Martin Peter Bachmann was born on October 15, 1870. A year from today, he will be celebrating his 150th birthday, but I don’t feel like waiting till next year to write his story. You get it today. According to a family book we have that was put together by Wayne Schuessler, it indicates that Martin went by the name “Pete”, but I see no records that indicate this. Martin was the son of Heinrich and Ernestine (Koenig) Bachmann. Our German Family Tree includes 10 children in this Bachmann family. One was a stillborn that was not identified as being a male or female. Another one was a foster daughter named Rosalia Upton whose story was told in the post titled, Rosalia’s Story. The rest of the Bachmann children were all boys, and Martin was one of the youngest. Martin was baptized at Salem Lutheran Church in Farrar, Missouri. Below is his baptism record.
I must add here that there is some question about whether Martin was actually born on October 15th. The above record certainly says so, but his death certificate and gravestone show his birth date to be October 8th.
A Missouri state census was taken in 1876, and we find Martin in it as a 6 year-old.
Four years later, Martin is found in the 1880 census for Salem Township.
By the time the next census in which we can find Martin was taken in 1900, he was married. His bride was Gesche Martha Steffens. His marriage took place on November 1, 1894. Here is this couple’s marriage license.
Let’s take a look at Martha Steffens. She was born on November 2, 1872. A few days ago, I told a story in which I said the bride would have woken up on the day after her wedding saying “Happy Birthday” to her new husband. In Martha’s case, it would be Martin who would wake up on the day after their wedding to wish his new bride a “Happy Birthday”. Martha was the daughter of Michael and Hedwig (Katt) Steffens, and she was baptized at Salem Lutheran Church in Farrar. Below is her baptism record.
Like her husband, Martha was first found in the Missouri 1876 state census.
Then we find Martha in the 1880 census.

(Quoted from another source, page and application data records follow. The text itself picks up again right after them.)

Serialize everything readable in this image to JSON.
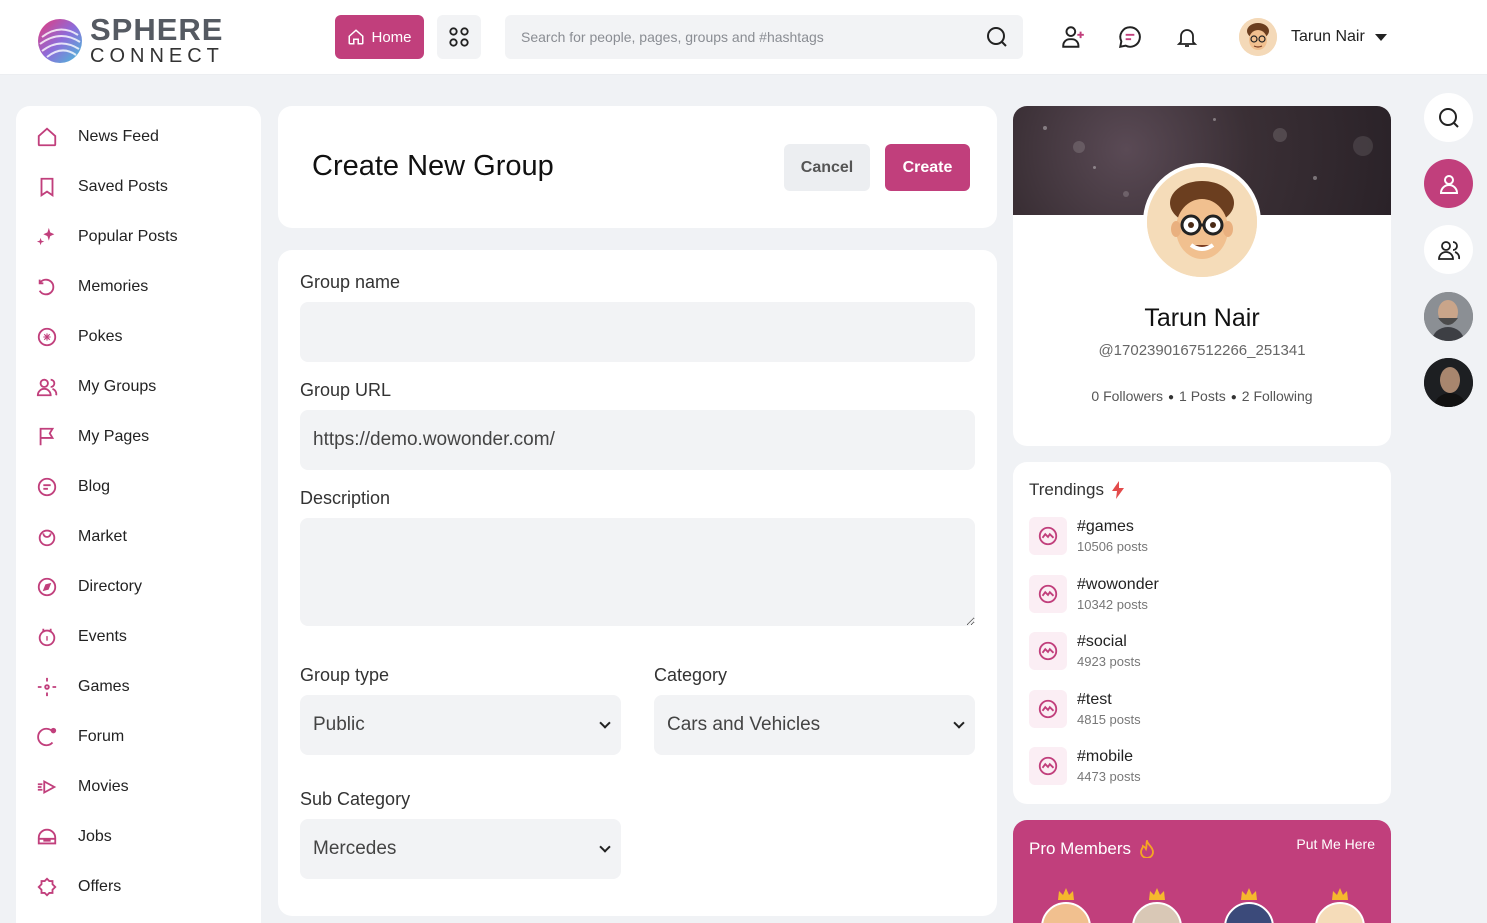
{
  "brand": {
    "name_top": "SPHERE",
    "name_bottom": "CONNECT",
    "accent": "#c13f7c"
  },
  "header": {
    "home_label": "Home",
    "search_placeholder": "Search for people, pages, groups and #hashtags",
    "user_name": "Tarun Nair"
  },
  "sidebar": {
    "items": [
      {
        "label": "News Feed",
        "icon": "home-icon"
      },
      {
        "label": "Saved Posts",
        "icon": "bookmark-icon"
      },
      {
        "label": "Popular Posts",
        "icon": "sparkle-icon"
      },
      {
        "label": "Memories",
        "icon": "memories-icon"
      },
      {
        "label": "Pokes",
        "icon": "poke-icon"
      },
      {
        "label": "My Groups",
        "icon": "groups-icon"
      },
      {
        "label": "My Pages",
        "icon": "flag-icon"
      },
      {
        "label": "Blog",
        "icon": "blog-icon"
      },
      {
        "label": "Market",
        "icon": "market-icon"
      },
      {
        "label": "Directory",
        "icon": "compass-icon"
      },
      {
        "label": "Events",
        "icon": "calendar-icon"
      },
      {
        "label": "Games",
        "icon": "games-icon"
      },
      {
        "label": "Forum",
        "icon": "forum-icon"
      },
      {
        "label": "Movies",
        "icon": "movies-icon"
      },
      {
        "label": "Jobs",
        "icon": "jobs-icon"
      },
      {
        "label": "Offers",
        "icon": "offers-icon"
      }
    ]
  },
  "create_group": {
    "title": "Create New Group",
    "cancel_label": "Cancel",
    "create_label": "Create",
    "fields": {
      "group_name_label": "Group name",
      "group_name_value": "",
      "group_url_label": "Group URL",
      "group_url_value": "https://demo.wowonder.com/",
      "description_label": "Description",
      "description_value": "",
      "group_type_label": "Group type",
      "group_type_value": "Public",
      "category_label": "Category",
      "category_value": "Cars and Vehicles",
      "sub_category_label": "Sub Category",
      "sub_category_value": "Mercedes"
    }
  },
  "profile": {
    "name": "Tarun Nair",
    "handle": "@1702390167512266_251341",
    "followers": "0 Followers",
    "posts": "1 Posts",
    "following": "2 Following"
  },
  "trendings": {
    "title": "Trendings",
    "items": [
      {
        "tag": "#games",
        "count": "10506 posts"
      },
      {
        "tag": "#wowonder",
        "count": "10342 posts"
      },
      {
        "tag": "#social",
        "count": "4923 posts"
      },
      {
        "tag": "#test",
        "count": "4815 posts"
      },
      {
        "tag": "#mobile",
        "count": "4473 posts"
      }
    ]
  },
  "pro_members": {
    "title": "Pro Members",
    "link": "Put Me Here"
  }
}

That leads us back once again to her marriage in 1894. We also have this couple’s marriage record from the books of Salem Lutheran Church in Farrar.
We also have the wedding photo of Martin and Martha. Martha is wearing what I refer to as a black and white wedding dress.

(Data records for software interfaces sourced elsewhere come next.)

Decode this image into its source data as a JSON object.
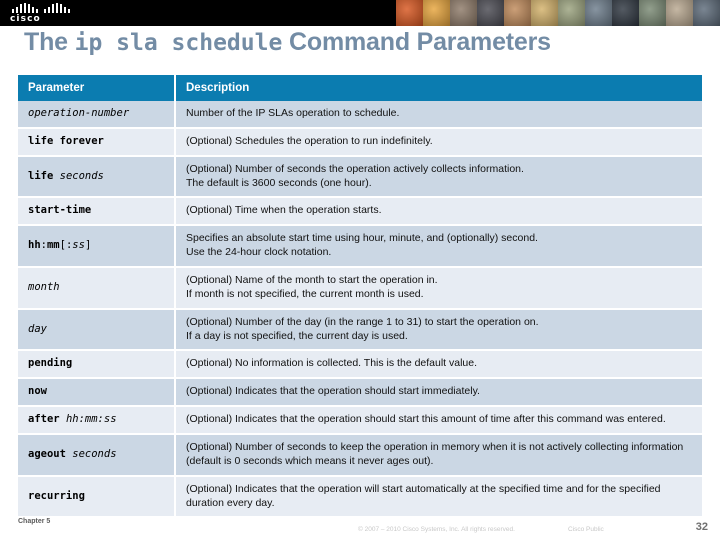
{
  "banner": {
    "logo_text": "cisco",
    "logo_name": "cisco-logo",
    "photo_strip_name": "people-photo-montage"
  },
  "slide": {
    "title_prefix": "The ",
    "title_command": "ip sla schedule",
    "title_suffix": " Command Parameters"
  },
  "table": {
    "headers": [
      "Parameter",
      "Description"
    ],
    "rows": [
      {
        "param_html": "<i>operation-number</i>",
        "param_text": "operation-number",
        "description": "Number of the IP SLAs operation to schedule."
      },
      {
        "param_html": "<b>life forever</b>",
        "param_text": "life forever",
        "description": "(Optional) Schedules the operation to run indefinitely."
      },
      {
        "param_html": "<b>life</b> <i>seconds</i>",
        "param_text": "life seconds",
        "description": "(Optional) Number of seconds the operation actively collects information.\nThe default is 3600 seconds (one hour)."
      },
      {
        "param_html": "<b>start-time</b>",
        "param_text": "start-time",
        "description": "(Optional) Time when the operation starts."
      },
      {
        "param_html": "<b>hh</b>:<b>mm</b>[:<i>ss</i>]",
        "param_text": "hh:mm[:ss]",
        "description": "Specifies an absolute start time using hour, minute, and (optionally) second.\nUse the 24-hour clock notation."
      },
      {
        "param_html": "<i>month</i>",
        "param_text": "month",
        "description": "(Optional) Name of the month to start the operation in.\nIf month is not specified, the current month is used."
      },
      {
        "param_html": "<i>day</i>",
        "param_text": "day",
        "description": "(Optional) Number of the day (in the range 1 to 31) to start the operation on.\nIf a day is not specified, the current day is used."
      },
      {
        "param_html": "<b>pending</b>",
        "param_text": "pending",
        "description": "(Optional) No information is collected. This is the default value."
      },
      {
        "param_html": "<b>now</b>",
        "param_text": "now",
        "description": "(Optional) Indicates that the operation should start immediately."
      },
      {
        "param_html": "<b>after</b> <i>hh:mm:ss</i>",
        "param_text": "after hh:mm:ss",
        "description": "(Optional) Indicates that the operation should start this amount of time after this command was entered."
      },
      {
        "param_html": "<b>ageout</b> <i>seconds</i>",
        "param_text": "ageout seconds",
        "description": "(Optional) Number of seconds to keep the operation in memory when it is not actively collecting information (default is 0 seconds which means it never ages out)."
      },
      {
        "param_html": "<b>recurring</b>",
        "param_text": "recurring",
        "description": "(Optional) Indicates that the operation will start automatically at the specified time and for the specified duration every day."
      }
    ]
  },
  "footer": {
    "chapter": "Chapter 5",
    "copyright": "© 2007 – 2010 Cisco Systems, Inc. All rights reserved.",
    "cisco_public": "Cisco Public",
    "page_number": "32"
  },
  "colors": {
    "banner_bg": "#000000",
    "header_blue": "#0b7cb0",
    "row_odd": "#cbd7e4",
    "row_even": "#e7ecf3",
    "title_color": "#738ca5"
  }
}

This couple had 5 children, all of which lived long, complete lives. Their first three children were baptized at Salem, Farrar, but their fourth child who was born in 1903, was baptized at Zion Lutheran Church in Crosstown, Missouri. We find this family in the 1900 census in which we see the first two of these children. That 1900 census for Salem Township is notorious for being so difficult to read.

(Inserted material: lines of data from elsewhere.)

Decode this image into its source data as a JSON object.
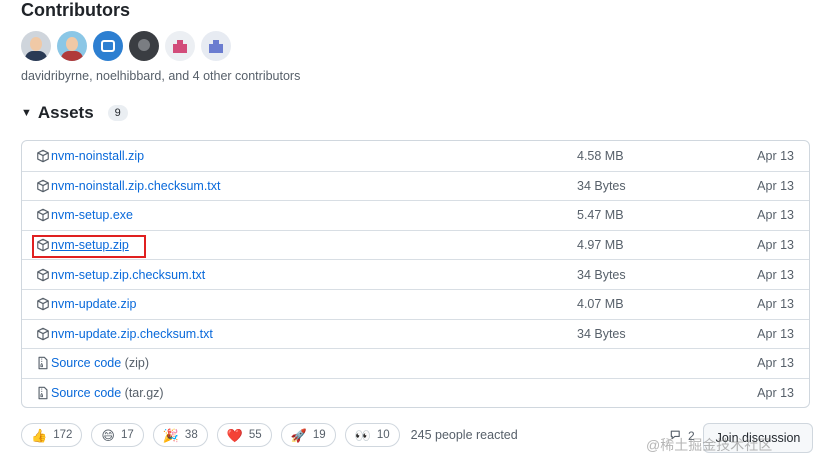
{
  "contributors": {
    "title": "Contributors",
    "summary": "davidribyrne, noelhibbard, and 4 other contributors",
    "avatars": [
      "avatar-davidribyrne",
      "avatar-noelhibbard",
      "avatar-bot",
      "avatar-contributor-4",
      "avatar-contributor-5",
      "avatar-contributor-6"
    ]
  },
  "assets": {
    "title": "Assets",
    "count": "9",
    "caret_icon": "triangle-down-icon",
    "package_icon": "package-icon",
    "zip_icon": "file-zip-icon",
    "highlight_color": "#e02020",
    "link_color": "#0969da",
    "items": [
      {
        "name": "nvm-noinstall.zip",
        "size": "4.58 MB",
        "date": "Apr 13"
      },
      {
        "name": "nvm-noinstall.zip.checksum.txt",
        "size": "34 Bytes",
        "date": "Apr 13"
      },
      {
        "name": "nvm-setup.exe",
        "size": "5.47 MB",
        "date": "Apr 13"
      },
      {
        "name": "nvm-setup.zip",
        "size": "4.97 MB",
        "date": "Apr 13"
      },
      {
        "name": "nvm-setup.zip.checksum.txt",
        "size": "34 Bytes",
        "date": "Apr 13"
      },
      {
        "name": "nvm-update.zip",
        "size": "4.07 MB",
        "date": "Apr 13"
      },
      {
        "name": "nvm-update.zip.checksum.txt",
        "size": "34 Bytes",
        "date": "Apr 13"
      },
      {
        "name": "Source code",
        "sub": "(zip)",
        "size": "",
        "date": "Apr 13"
      },
      {
        "name": "Source code",
        "sub": "(tar.gz)",
        "size": "",
        "date": "Apr 13"
      }
    ]
  },
  "reactions": {
    "items": [
      {
        "emoji": "👍",
        "icon": "thumbs-up-icon",
        "count": "172"
      },
      {
        "emoji": "😄",
        "icon": "laugh-icon",
        "count": "17"
      },
      {
        "emoji": "🎉",
        "icon": "hooray-icon",
        "count": "38"
      },
      {
        "emoji": "❤️",
        "icon": "heart-icon",
        "count": "55"
      },
      {
        "emoji": "🚀",
        "icon": "rocket-icon",
        "count": "19"
      },
      {
        "emoji": "👀",
        "icon": "eyes-icon",
        "count": "10"
      }
    ],
    "summary": "245 people reacted"
  },
  "discussion": {
    "count": "2",
    "icon": "comment-discussion-icon",
    "join_label": "Join discussion"
  },
  "watermark": "@稀土掘金技术社区"
}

The 1910 census shows all five children.
In the 1915 plat maps for Perry County, we find a parcel of land owned by Martin Bachmann. It is a map that was edited by Wayne Schuessler when he included it in one of his guest blogs. It shows several pieces of land owned by Bachmann’s. Martin’s land is colored in yellow on this image.
Martin died at a rather early age. He was just 47 years old. He died in 1918. We have his death certificate.
Martha never remarried and remained a widow for the rest of her life. In the 1920 census, we see that she is still raising some of her children.
The 1930 census shows Martha living in a household headed by her son, Alfred Bachmann.
Then in the 1940 census, Martha is basically living in the same household, but she is described as the head of that household.
Martha Bachmann died in 1951 at the age of 78. Here is her death certificate.
Martin and Martha Bachmann are both buried in the Zion Lutheran Cemetery in Crosstown, Missouri.
Because there were so many male Bachmann’s, there are plenty of descendants in our German Family Tree with that surname. Just this Heinrich Bachmann family stretches out for several pages in that document. That sometimes makes it a challenge. In today’s case, I had to be careful because today’s Martha Bachmann wasn’t the only Martha Bachmann. Today’s Martha is buried in the Zion, Crosstown cemetery, while the other is buried in the Salem, Farrar cemetery. Not only that, there is also a Martha Steffens who is buried in the Salem cemetery. Thou must be careful.